Why Does Boo Radley Stay Inside?
In "To Kill a Mockingbird," Arthur "Boo" Radley stays inside because of the emotional and psychological damage that his father has wreaked up on him since childhood. Scout and Jem spend a lot of time imagining about his life because he is their neighbor but hardly ever appears outside.
At the end of the novel, when Scout is attacked on her way home from the food pageant, Boo leaves his house to save her life. This is one reason why Boo stands out as one of the "mockingbirds," or innocent forces for goodness in the book. Scout and Jem had reached out to Boo by leaving gifts for him in the knothole of a tree, and this comes back to help at a crucial point in the novel.

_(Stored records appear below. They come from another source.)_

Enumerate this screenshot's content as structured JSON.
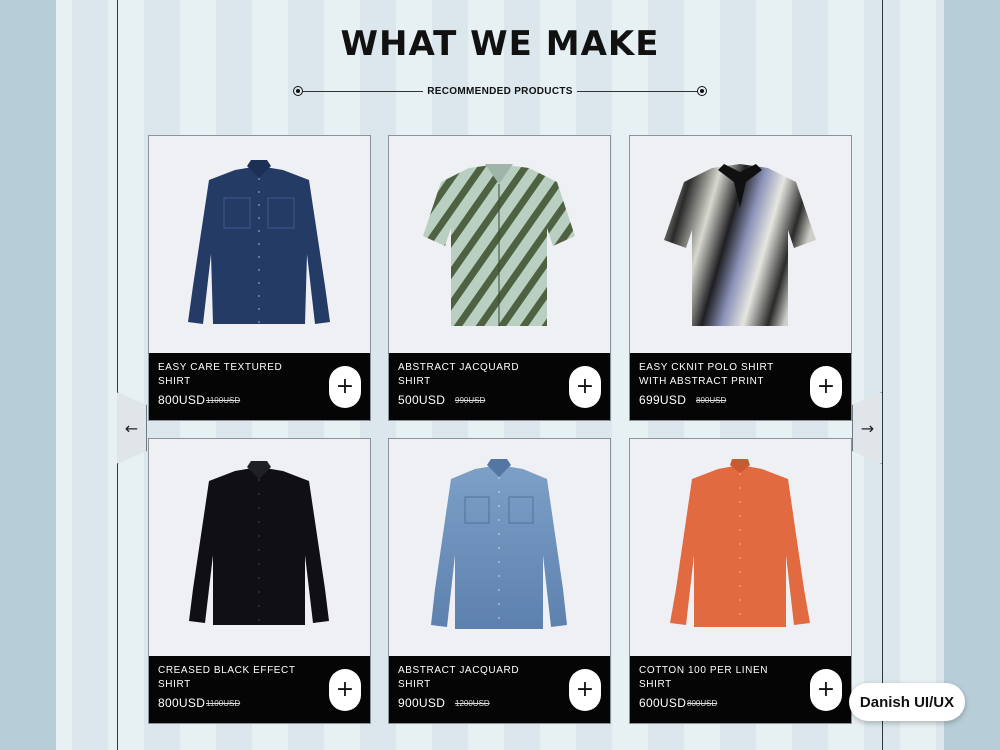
{
  "header": {
    "title": "WHAT WE MAKE",
    "subtitle": "RECOMMENDED PRODUCTS"
  },
  "carousel": {
    "prev_arrow": "←",
    "next_arrow": "→"
  },
  "products": [
    {
      "name": "EASY CARE TEXTURED SHIRT",
      "price": "800USD",
      "old_price": "1100USD",
      "add_label": "+",
      "image": "navy-denim-shirt",
      "color": "#243b66"
    },
    {
      "name": "ABSTRACT JACQUARD SHIRT",
      "price": "500USD",
      "old_price": "990USD",
      "add_label": "+",
      "image": "green-zebra-print-shirt",
      "color": "#5a6b45"
    },
    {
      "name": "EASY CKNIT POLO SHIRT WITH ABSTRACT PRINT",
      "price": "699USD",
      "old_price": "800USD",
      "add_label": "+",
      "image": "abstract-print-polo",
      "color": "#2b2b2b"
    },
    {
      "name": "CREASED BLACK EFFECT SHIRT",
      "price": "800USD",
      "old_price": "1100USD",
      "add_label": "+",
      "image": "black-shirt",
      "color": "#101014"
    },
    {
      "name": "ABSTRACT JACQUARD SHIRT",
      "price": "900USD",
      "old_price": "1200USD",
      "add_label": "+",
      "image": "light-denim-shirt",
      "color": "#6f92bd"
    },
    {
      "name": "COTTON 100 PER LINEN SHIRT",
      "price": "600USD",
      "old_price": "800USD",
      "add_label": "+",
      "image": "orange-linen-shirt",
      "color": "#e16a40"
    }
  ],
  "badge": {
    "label": "Danish UI/UX"
  },
  "colors": {
    "background": "#e3ecf0",
    "card_info_bg": "#050505",
    "accent_text": "#111111"
  }
}
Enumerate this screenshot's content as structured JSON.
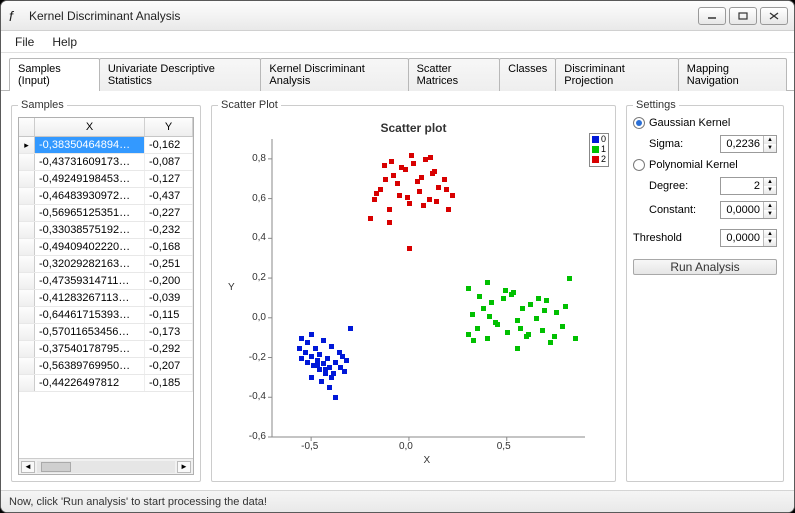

The other "mockingbird" in the book is Tom Robinson, a black man who was guilty of nothing more than kindness to a white girl. However, the girl's own lack of stability, and the cruelty of her father, leads her to falsely accuse Robinson of sexual assault, and because of the harsh realities of racism in that time period, the all-white jury found Robinson guilty, and he died in prison for "trying to escape."